1. Make it Work for Women.
Researchers from John Pucher to the folks at the Association of Pedestrian and Bicycle Professionals say the same thing - women are the indicator species for a well-functioning bicycle infrastructure. And here's what women want: cycle tracks - bike pathways that are physically separated from car and truck traffic. Unfortunately, cycle tracks are more expensive than simple painted bike lanes or sharrows, because they can involve breaking up sidewalks and planting physical barriers between the flow of car traffic and the cyclists. Another way to get women, especially women of all colors and younger women, out there is to sponsor more programs that emphasize the joy of biking.
2. Do That Bike Share Thing. Right Now.
Vélib in Paris is still the best example of a bike share that began a significant change in a city's cycling habits. Paris' iconic bike share program is now a firm part of the image of the city, and has been extended out to the suburbs. But you don't need to be Paris to have a successful bike share - Washington D.C. started almost pitifully small with its bike share program but managed to capture the imagination of locals, and now its share is also expanding to include outer areas of the city - plus D.C. has a spanking new bike lane smack dab in the middle of Pennsylvania Avenue. Perhaps it's nothing more than serendipity, but a bike share is the most obvious way for a city to show its serious about attracting cycling. Cities strapped for cash can follow London's lead and get sponsored.
3. E-Bikes Are One Less Car. Support Them.
Cycling purists tend to metaphorically spit on the likes of the electric bike enthusiasts. "Cheaters" is the most common epithet thrown at e-bikers on the bike path. But as Portland has learned, once you have early adopters of cycling out on the streets, you need to tap that core of a city population that is interested in cycling, but concerned about safety and some of the other hurdles hindering biking. E-bikes have their issues, but they provide mobility to those not ready for their first century ride or road race, i.e. the rest of the potential cycling public. A solar canopy sponsored by someone like Sanyo and shared by e-bikes and electric cars is another good goodwill offering to "One Less Car, Too" e-bikers.
4. Have a Pedalpalooza.
Currently running in Portland is a seventeen day long progressive bike festival known as Pedalpalooza. A loose conglomeration of more than 250 events, Pedalpalooza or a similar set of events allow different types of riders to find their tribe. In Portland, that can be anything from tall-bike-riding cyclists jousting with padded sticks, to "pretty panty" riders showing off their underwear, to naked cycling enthusiasts painted up and baring it all, to local city entrepreneurs networking while taking a spin through the city.
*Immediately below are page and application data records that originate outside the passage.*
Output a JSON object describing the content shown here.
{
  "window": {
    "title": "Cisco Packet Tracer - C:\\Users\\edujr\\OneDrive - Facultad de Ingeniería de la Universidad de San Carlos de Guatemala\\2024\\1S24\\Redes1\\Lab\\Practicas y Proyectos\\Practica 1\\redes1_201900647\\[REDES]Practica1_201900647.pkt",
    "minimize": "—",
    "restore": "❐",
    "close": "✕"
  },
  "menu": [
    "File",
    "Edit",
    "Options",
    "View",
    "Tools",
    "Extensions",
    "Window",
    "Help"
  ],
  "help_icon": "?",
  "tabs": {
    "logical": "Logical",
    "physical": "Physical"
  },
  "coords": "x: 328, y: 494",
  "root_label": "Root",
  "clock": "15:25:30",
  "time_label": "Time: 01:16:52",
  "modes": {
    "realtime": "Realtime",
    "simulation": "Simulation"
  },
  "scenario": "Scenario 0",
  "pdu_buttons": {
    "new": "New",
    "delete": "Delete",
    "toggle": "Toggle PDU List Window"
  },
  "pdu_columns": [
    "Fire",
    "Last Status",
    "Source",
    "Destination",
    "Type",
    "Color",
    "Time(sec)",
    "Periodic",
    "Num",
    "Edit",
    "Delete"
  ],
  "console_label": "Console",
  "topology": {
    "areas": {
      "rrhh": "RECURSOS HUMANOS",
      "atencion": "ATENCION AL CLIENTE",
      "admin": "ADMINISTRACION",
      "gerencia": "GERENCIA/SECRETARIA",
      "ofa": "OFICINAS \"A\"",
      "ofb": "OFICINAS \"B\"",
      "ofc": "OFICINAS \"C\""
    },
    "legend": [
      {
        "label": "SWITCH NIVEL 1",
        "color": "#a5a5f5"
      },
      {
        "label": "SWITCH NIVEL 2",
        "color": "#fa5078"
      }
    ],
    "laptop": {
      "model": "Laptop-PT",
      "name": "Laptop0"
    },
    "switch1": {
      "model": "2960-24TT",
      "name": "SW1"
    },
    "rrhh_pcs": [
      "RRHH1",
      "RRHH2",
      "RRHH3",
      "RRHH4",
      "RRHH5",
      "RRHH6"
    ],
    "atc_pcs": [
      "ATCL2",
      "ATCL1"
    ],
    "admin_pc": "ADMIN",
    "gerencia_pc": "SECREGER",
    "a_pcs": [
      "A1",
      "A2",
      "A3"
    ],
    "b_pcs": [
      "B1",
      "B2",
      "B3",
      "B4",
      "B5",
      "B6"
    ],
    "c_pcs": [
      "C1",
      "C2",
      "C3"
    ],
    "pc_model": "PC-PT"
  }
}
Events are key to Portland's bike-friendly camaraderie and they can help new cyclists get a feeling for the city streets in a slightly-safer atmosphere. And a city doesn't need to start big - one or a series of Cyclovia-style events will almost certainly bring out riders and pedestrians to take back the streets...if only for a few hours.
5. Slow and Steady Arrives Alive.
What many road-raged car drivers don't seem to realize is that cyclists can make the streets safer for everyone. That's because those pesky people on bicycles are a very visceral way to calm traffic. And slow traffic is safer traffic - speed limits of 20 miles per hour inside a city's inner limits can reduce traffic fatalities to next to nil because drivers have time to stop before they hit a cyclist...or a child. Portland is pursuing lower speed limits on some of the streets where it will implement bike "boulevards" - those are shared bike and car paths with street markings called sharrows or painted lanes - in order to give new cyclists the additional perception of safety they crave.
6. Re-purpose a Little-Used Stadium as a Velodrome.
One problem Portland realizes it has but doesn't quite know how to fix is putting together diverse bike subcultures into a unified voice for urban cycling. Road-race style cyclists and speeding messengers definitely were the first to take to the streets and more or less make them safer for the rest of us to get out on our bikes, and we owe them a debt of gratitude for reversing the still-prevalent trend of giving over city streets to King Car. But using the morning rush hour to do a training ride doesn't jibe with a making the inner city bike lanes friendly for the multiple styles and speeds of the next wave of bikers.
While it isn't the only solution, re-making under-used city facilities into a space for a Velodrome for track-style bicycle racing is one way to boost the profile of sporty cycling at the same time that a city tries to foster good manners and civilized speeds on the streets of the inner city.
(April Streeter, Treehugger.com)